> **Work task**:
Could the records below please be retyped exactly, with their pictures left out?

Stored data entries

Content starts

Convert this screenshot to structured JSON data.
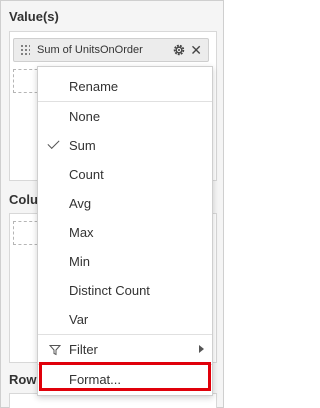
{
  "sections": {
    "values_title": "Value(s)",
    "columns_title": "Colu",
    "rows_title": "Row"
  },
  "field_pill": {
    "label": "Sum of UnitsOnOrder",
    "icons": [
      "drag-handle-icon",
      "gear-icon",
      "close-icon"
    ],
    "close_glyph": "✕"
  },
  "context_menu": {
    "rename": "Rename",
    "aggregations": [
      "None",
      "Sum",
      "Count",
      "Avg",
      "Max",
      "Min",
      "Distinct Count",
      "Var"
    ],
    "selected": "Sum",
    "filter": "Filter",
    "format": "Format..."
  },
  "colors": {
    "highlight": "#e0000a",
    "panel_bg": "#f5f5f5"
  }
}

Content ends

> **Solution to this problem**:
Convert this screenshot to structured JSON data.
{
  "sections": {
    "values_title": "Value(s)",
    "columns_title": "Colu",
    "rows_title": "Row"
  },
  "field_pill": {
    "label": "Sum of UnitsOnOrder",
    "icons": [
      "drag-handle-icon",
      "gear-icon",
      "close-icon"
    ],
    "close_glyph": "✕"
  },
  "context_menu": {
    "rename": "Rename",
    "aggregations": [
      "None",
      "Sum",
      "Count",
      "Avg",
      "Max",
      "Min",
      "Distinct Count",
      "Var"
    ],
    "selected": "Sum",
    "filter": "Filter",
    "format": "Format..."
  },
  "colors": {
    "highlight": "#e0000a",
    "panel_bg": "#f5f5f5"
  }
}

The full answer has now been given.